How Goodbye Horses Ended Up In The Silence Of The Lambs

The perfect needle-drop can elevate a scene from merely effective to totally unforgettable. Think of The Ronettes' "Be My Baby" in the opening of Martin Scorsese's "Mean Streets," Michael Madsen dancing to Stealers Wheel's "Stuck in the Middle with You" as he tortures a police officer, or Max and Rosemary dancing to The Faces' "Ooh La La" as the curtain closes on "Rushmore." These moments and songs felt fated to find each other.

One of the most hauntingly memorable pairings of all time is Jonathan Demme's use of Q Lazzarus' "Goodbye Horses" in "The Silence of the Lambs." Ted Levine, as serial killer Jame Gumb (aka "Buffalo Bill"), dances in front of a mirror, admiring himself to a rather extreme degree ("I'd f**k me") as the kidnapped Catherine Martin (Brooke Smith) plots to take a hostage of her own (poor Precious). Lazzarus, who died July 19 at the age of 61, might've been unknown to the general public when the film hit theaters in February 1991, but Demme fans were already well acquainted with the artist due to the inclusion of "Goodbye Horses" on the superb soundtrack album for "Married to the Mob." Still, years later, one wonders how Demme came across this strange ditty, which sounded like nothing else on the radio at the time.

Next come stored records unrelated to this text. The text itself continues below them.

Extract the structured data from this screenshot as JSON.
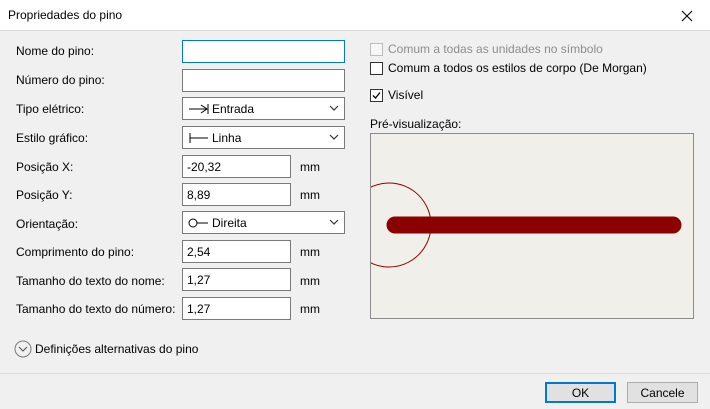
{
  "window": {
    "title": "Propriedades do pino",
    "close_icon": "close-icon"
  },
  "form": {
    "pin_name": {
      "label": "Nome do pino:",
      "value": ""
    },
    "pin_number": {
      "label": "Número do pino:",
      "value": ""
    },
    "electrical_type": {
      "label": "Tipo elétrico:",
      "value": "Entrada",
      "icon": "input-pin-icon"
    },
    "graphic_style": {
      "label": "Estilo gráfico:",
      "value": "Linha",
      "icon": "line-style-icon"
    },
    "pos_x": {
      "label": "Posição X:",
      "value": "-20,32",
      "unit": "mm"
    },
    "pos_y": {
      "label": "Posição Y:",
      "value": "8,89",
      "unit": "mm"
    },
    "orientation": {
      "label": "Orientação:",
      "value": "Direita",
      "icon": "orientation-right-icon"
    },
    "pin_length": {
      "label": "Comprimento do pino:",
      "value": "2,54",
      "unit": "mm"
    },
    "name_text_size": {
      "label": "Tamanho do texto do nome:",
      "value": "1,27",
      "unit": "mm"
    },
    "number_text_size": {
      "label": "Tamanho do texto do número:",
      "value": "1,27",
      "unit": "mm"
    }
  },
  "options": {
    "common_units": {
      "label": "Comum a todas as unidades no símbolo",
      "checked": false,
      "disabled": true
    },
    "common_styles": {
      "label": "Comum a todos os estilos de corpo (De Morgan)",
      "checked": false,
      "disabled": false
    },
    "visible": {
      "label": "Visível",
      "checked": true,
      "disabled": false
    }
  },
  "preview": {
    "label": "Pré-visualização:",
    "pin_color": "#8b0000",
    "background": "#f1efe9"
  },
  "alternates": {
    "label": "Definições alternativas do pino"
  },
  "buttons": {
    "ok": "OK",
    "cancel": "Cancele"
  },
  "colors": {
    "accent": "#0078d7"
  }
}
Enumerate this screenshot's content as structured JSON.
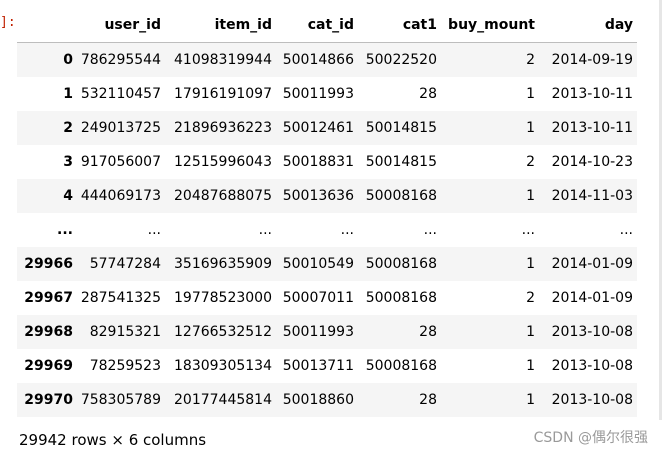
{
  "prompt_fragment": "]:",
  "table": {
    "columns": [
      "",
      "user_id",
      "item_id",
      "cat_id",
      "cat1",
      "buy_mount",
      "day"
    ],
    "rows": [
      {
        "index": "0",
        "cells": [
          "786295544",
          "41098319944",
          "50014866",
          "50022520",
          "2",
          "2014-09-19"
        ]
      },
      {
        "index": "1",
        "cells": [
          "532110457",
          "17916191097",
          "50011993",
          "28",
          "1",
          "2013-10-11"
        ]
      },
      {
        "index": "2",
        "cells": [
          "249013725",
          "21896936223",
          "50012461",
          "50014815",
          "1",
          "2013-10-11"
        ]
      },
      {
        "index": "3",
        "cells": [
          "917056007",
          "12515996043",
          "50018831",
          "50014815",
          "2",
          "2014-10-23"
        ]
      },
      {
        "index": "4",
        "cells": [
          "444069173",
          "20487688075",
          "50013636",
          "50008168",
          "1",
          "2014-11-03"
        ]
      },
      {
        "index": "...",
        "cells": [
          "...",
          "...",
          "...",
          "...",
          "...",
          "..."
        ]
      },
      {
        "index": "29966",
        "cells": [
          "57747284",
          "35169635909",
          "50010549",
          "50008168",
          "1",
          "2014-01-09"
        ]
      },
      {
        "index": "29967",
        "cells": [
          "287541325",
          "19778523000",
          "50007011",
          "50008168",
          "2",
          "2014-01-09"
        ]
      },
      {
        "index": "29968",
        "cells": [
          "82915321",
          "12766532512",
          "50011993",
          "28",
          "1",
          "2013-10-08"
        ]
      },
      {
        "index": "29969",
        "cells": [
          "78259523",
          "18309305134",
          "50013711",
          "50008168",
          "1",
          "2013-10-08"
        ]
      },
      {
        "index": "29970",
        "cells": [
          "758305789",
          "20177445814",
          "50018860",
          "28",
          "1",
          "2013-10-08"
        ]
      }
    ]
  },
  "summary": "29942 rows × 6 columns",
  "watermark": "CSDN @偶尔很强"
}
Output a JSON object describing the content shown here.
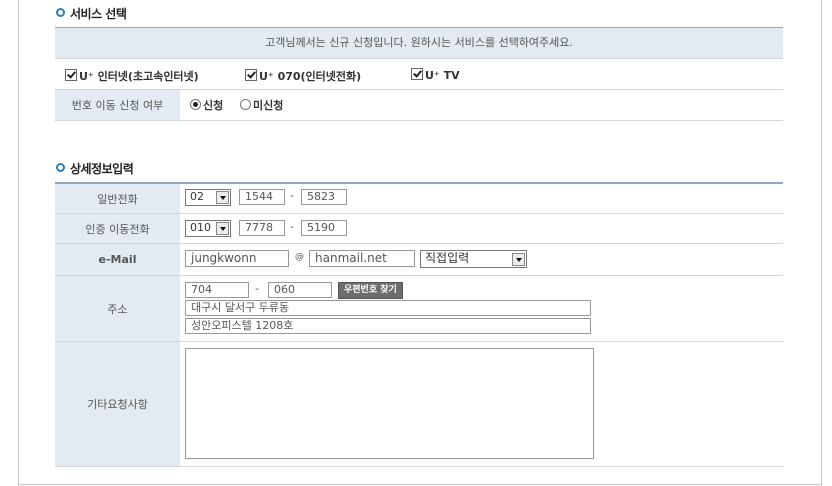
{
  "service": {
    "title": "서비스 선택",
    "notice": "고객님께서는 신규 신청입니다. 원하시는 서비스를 선택하여주세요.",
    "options": [
      {
        "label": "U⁺ 인터넷(초고속인터넷)",
        "checked": true
      },
      {
        "label": "U⁺ 070(인터넷전화)",
        "checked": true
      },
      {
        "label": "U⁺ TV",
        "checked": true
      }
    ],
    "number_transfer": {
      "label": "번호 이동 신청 여부",
      "opt_apply": "신청",
      "opt_no": "미신청",
      "selected": "신청"
    }
  },
  "detail": {
    "title": "상세정보입력",
    "phone": {
      "label": "일반전화",
      "area": "02",
      "mid": "1544",
      "last": "5823"
    },
    "mobile": {
      "label": "인증 이동전화",
      "prefix": "010",
      "mid": "7778",
      "last": "5190"
    },
    "email": {
      "label": "e-Mail",
      "user": "jungkwonn",
      "at": "@",
      "domain": "hanmail.net",
      "select": "직접입력"
    },
    "address": {
      "label": "주소",
      "zip1": "704",
      "zip2": "060",
      "zip_button": "우편번호 찾기",
      "line1": "대구시 달서구 두류동",
      "line2": "성안오피스텔 1208호"
    },
    "request": {
      "label": "기타요청사항",
      "value": ""
    },
    "separator": "-"
  }
}
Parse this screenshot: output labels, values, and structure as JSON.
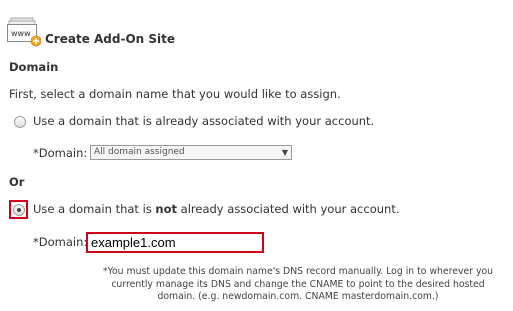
{
  "header": {
    "icon": "www-add-icon",
    "icon_text": "www",
    "title": "Create Add-On Site"
  },
  "domain_section": {
    "heading": "Domain",
    "intro": "First, select a domain name that you would like to assign.",
    "option_existing": {
      "label": "Use a domain that is already associated with your account.",
      "selected": false,
      "field_label": "*Domain:",
      "select_value": "All domain assigned"
    },
    "or_label": "Or",
    "option_new": {
      "label_before": "Use a domain that is ",
      "label_bold": "not",
      "label_after": " already associated with your account.",
      "selected": true,
      "field_label": "*Domain:",
      "input_value": "example1.com"
    },
    "note_lines": [
      "*You must update this domain name's DNS record manually. Log in to wherever you",
      "currently manage its DNS and change the CNAME to point to the desired hosted",
      "domain. (e.g. newdomain.com. CNAME masterdomain.com.)"
    ]
  },
  "colors": {
    "highlight": "#d0021b",
    "add_badge": "#f5a623"
  }
}
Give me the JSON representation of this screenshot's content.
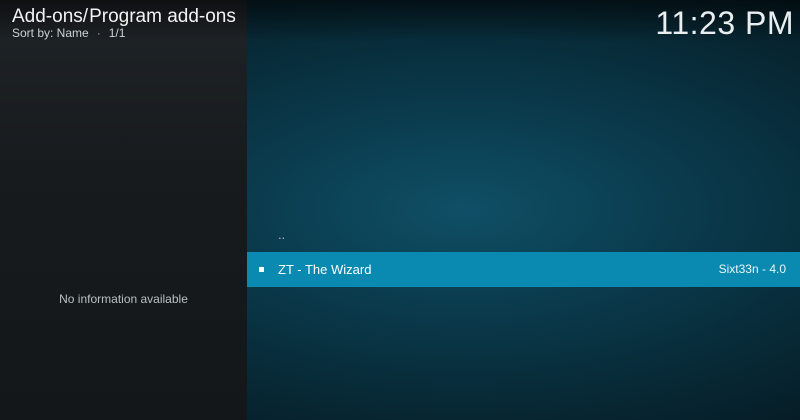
{
  "header": {
    "breadcrumb_root": "Add-ons",
    "breadcrumb_sep": "/",
    "breadcrumb_current": "Program add-ons",
    "sort_label": "Sort by: Name",
    "sort_dot": "·",
    "page_count": "1/1",
    "clock": "11:23 PM"
  },
  "info_panel": {
    "message": "No information available"
  },
  "list": {
    "parent_label": "..",
    "items": [
      {
        "name": "ZT - The Wizard",
        "meta": "Sixt33n - 4.0"
      }
    ]
  }
}
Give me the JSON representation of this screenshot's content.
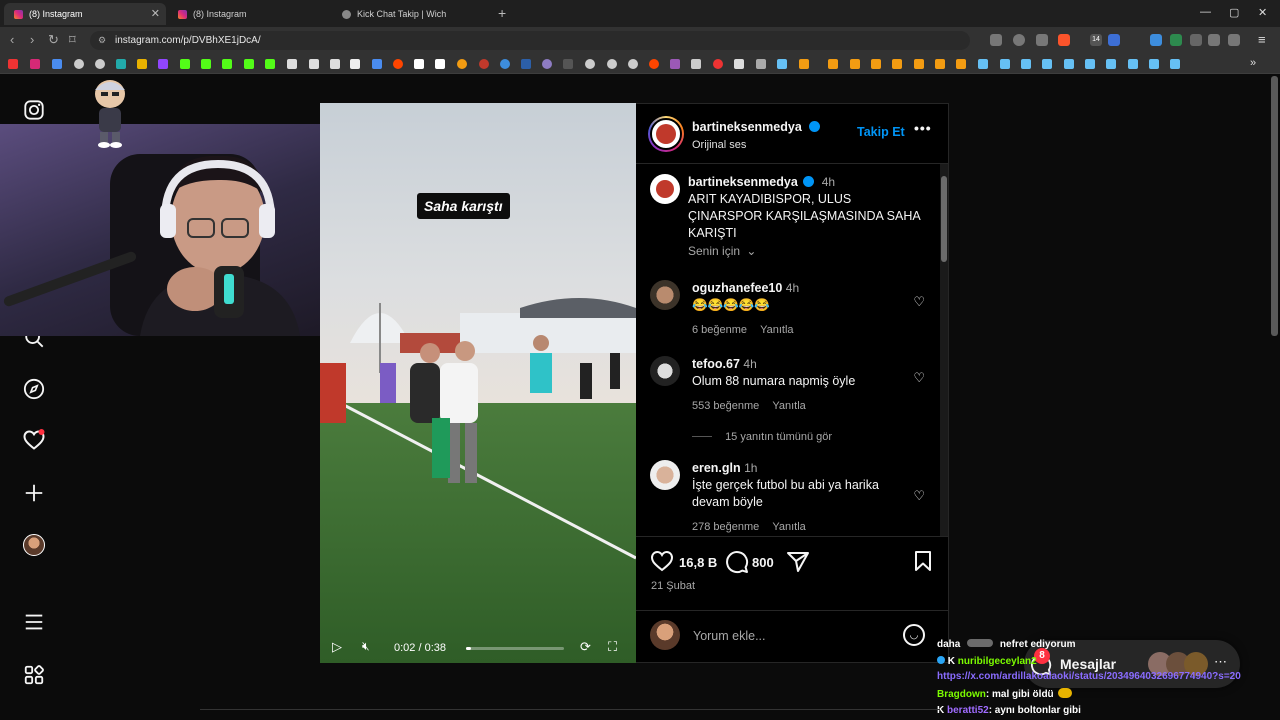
{
  "browser": {
    "tabs": [
      {
        "title": "(8) Instagram",
        "active": true
      },
      {
        "title": "(8) Instagram",
        "active": false
      },
      {
        "title": "Kick Chat Takip | Wich",
        "active": false
      }
    ],
    "url": "instagram.com/p/DVBhXE1jDcA/",
    "ext_badge": "14"
  },
  "post": {
    "author": "bartineksenmedya",
    "audio": "Orijinal ses",
    "follow_label": "Takip Et",
    "caption_time": "4h",
    "caption": "ARIT KAYADIBISPOR, ULUS ÇINARSPOR KARŞILAŞMASINDA SAHA KARIŞTI",
    "for_you": "Senin için",
    "likes": "16,8 B",
    "comments_count": "800",
    "date": "21 Şubat",
    "add_comment_placeholder": "Yorum ekle..."
  },
  "video": {
    "overlay_text": "Saha karıştı",
    "time": "0:02 / 0:38",
    "progress": 0.05
  },
  "comments": [
    {
      "user": "oguzhanefee10",
      "time": "4h",
      "text": "😂😂😂😂😂",
      "likes": "6 beğenme",
      "reply": "Yanıtla"
    },
    {
      "user": "tefoo.67",
      "time": "4h",
      "text": "Olum 88 numara napmiş öyle",
      "likes": "553 beğenme",
      "reply": "Yanıtla"
    },
    {
      "user": "eren.gln",
      "time": "1h",
      "text": "İşte gerçek futbol bu abi ya harika devam böyle",
      "likes": "278 beğenme",
      "reply": "Yanıtla"
    }
  ],
  "view_replies": "15 yanıtın tümünü gör",
  "messages": {
    "label": "Mesajlar",
    "badge": "8"
  },
  "chat": [
    {
      "user": "daha",
      "text": "nefret ediyorum",
      "color": "#ffffff"
    },
    {
      "user": "nuribilgeceylan2",
      "text": "",
      "color": "#7cfc00"
    },
    {
      "user": "",
      "text": "https://x.com/ardillakoalaoki/status/2034964032696774940?s=20",
      "color": "#8a6cff"
    },
    {
      "user": "Bragdown",
      "text": ": mal gibi öldü",
      "color": "#7cfc00"
    },
    {
      "user": "beratti52",
      "text": ": aynı boltonlar gibi",
      "color": "#a06cff"
    }
  ],
  "colors": {
    "accent": "#0095f6",
    "verified": "#0095f6",
    "notif": "#ff3040"
  }
}
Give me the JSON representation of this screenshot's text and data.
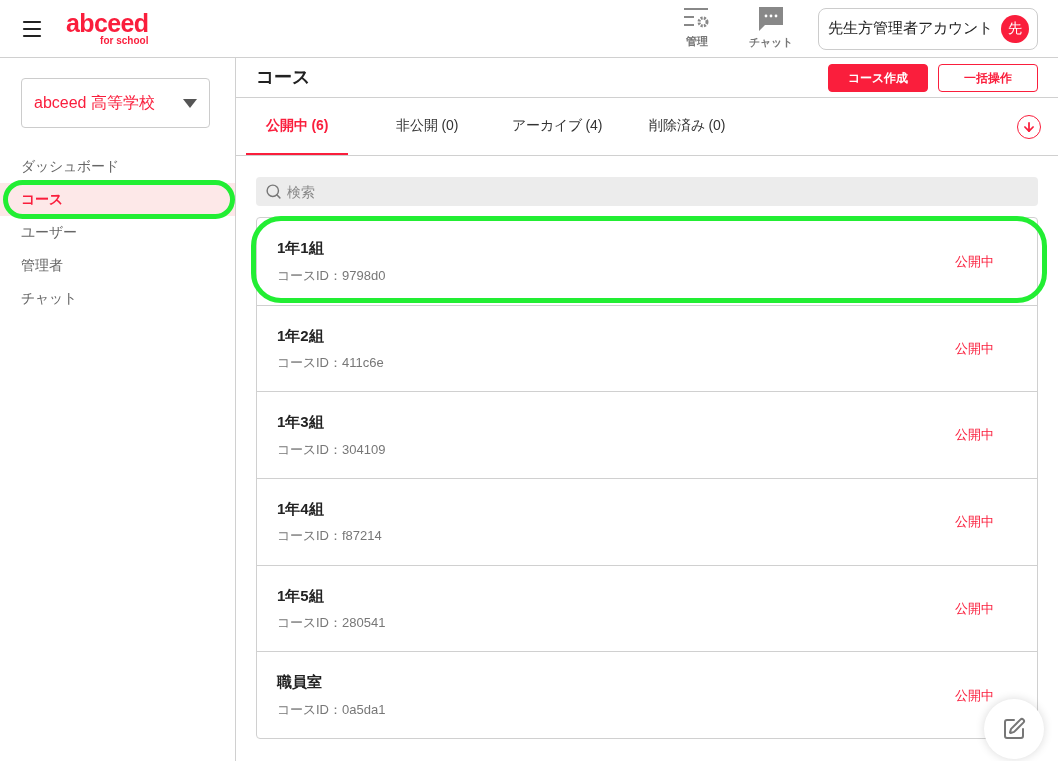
{
  "header": {
    "logo": "abceed",
    "logo_sub": "for school",
    "tools": [
      {
        "kind": "manage",
        "label": "管理"
      },
      {
        "kind": "chat",
        "label": "チャット"
      }
    ],
    "account": {
      "name": "先生方管理者アカウント",
      "avatar": "先"
    }
  },
  "sidebar": {
    "school": "abceed 高等学校",
    "items": [
      {
        "label": "ダッシュボード",
        "selected": false,
        "highlighted": false
      },
      {
        "label": "コース",
        "selected": true,
        "highlighted": true
      },
      {
        "label": "ユーザー",
        "selected": false,
        "highlighted": false
      },
      {
        "label": "管理者",
        "selected": false,
        "highlighted": false
      },
      {
        "label": "チャット",
        "selected": false,
        "highlighted": false
      }
    ]
  },
  "page": {
    "title": "コース",
    "buttons": [
      {
        "kind": "primary",
        "label": "コース作成"
      },
      {
        "kind": "outline",
        "label": "一括操作"
      }
    ]
  },
  "tabs": [
    {
      "label": "公開中 (6)",
      "selected": true
    },
    {
      "label": "非公開 (0)",
      "selected": false
    },
    {
      "label": "アーカイブ (4)",
      "selected": false
    },
    {
      "label": "削除済み (0)",
      "selected": false
    }
  ],
  "search": {
    "placeholder": "検索"
  },
  "courses": [
    {
      "name": "1年1組",
      "id": "コースID：9798d0",
      "status": "公開中",
      "highlighted": true
    },
    {
      "name": "1年2組",
      "id": "コースID：411c6e",
      "status": "公開中",
      "highlighted": false
    },
    {
      "name": "1年3組",
      "id": "コースID：304109",
      "status": "公開中",
      "highlighted": false
    },
    {
      "name": "1年4組",
      "id": "コースID：f87214",
      "status": "公開中",
      "highlighted": false
    },
    {
      "name": "1年5組",
      "id": "コースID：280541",
      "status": "公開中",
      "highlighted": false
    },
    {
      "name": "職員室",
      "id": "コースID：0a5da1",
      "status": "公開中",
      "highlighted": false
    }
  ]
}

Q Lazzarus shoots her shot

We all know aspiring artists often work lousy service industry jobs to make ends meet while pursuing their dream. You might've been there before. If so, you might've had a chance encounter with a major player in the entertainment industry, and wondered if you should take a shot and slide them that screenplay or acting reel you keep in your backpack at all times.

For Lazzarus, it was a demo tape. It was 1985. She was driving a cab in New York City when Jonathan Demme hopped in the back of her cab home after finishing the final mix on Little Steven's star-studded "Sun City" video. When she ascertained that Demme was a big deal (his landmark Talking Heads concert film, "Stop Making Sense," had caught fire a year prior), she took her shot and threw her demo tape on the car stereo. As Demme told Rolling Stone in 2012, was astounded. "Oh my god, what is this and who are you," he asked.

A one-hit wonder, but, oh, what a hit

The song found its way into "Married to the Mob," and, shockingly, was not Demme's first choice for Buffalo Bill's swaying reverie. They considered songs by The Rolling Stones and David Bowie before settling on Bob Seger's "Her Strut," which is what Levine danced to on set. Do yourself a favor, and throw on that scene while blasting Seger's hard-rocking ode to babes with attitudes. That Demme could veer from that to "Goodbye Horses" is a testament to his unerring musical sense. No filmmaker before or since had a sharper ear.

Lazzarus' song popped at the time, and she turned up in Demme's "Philadelphia" two years later to cover the Talking Heads' "Heaven." But she quit the music business in 1996 and disappeared, resurfacing only recently to DM with musician Kelsey Zimmerman on Twitter. Lazzarus' (whose real name was Diane Luckey) confirmed that she was through with music, and added that she'd been driving a bus in Staten Island for many years. It's a rough industry, and there's probably much more to the story of Lazzarus' abrupt retirement. But there's not a struggling artist in the world who wouldn't give everything to have just one moment in the sun like Lazzarus enjoyed with "Goodbye Horses."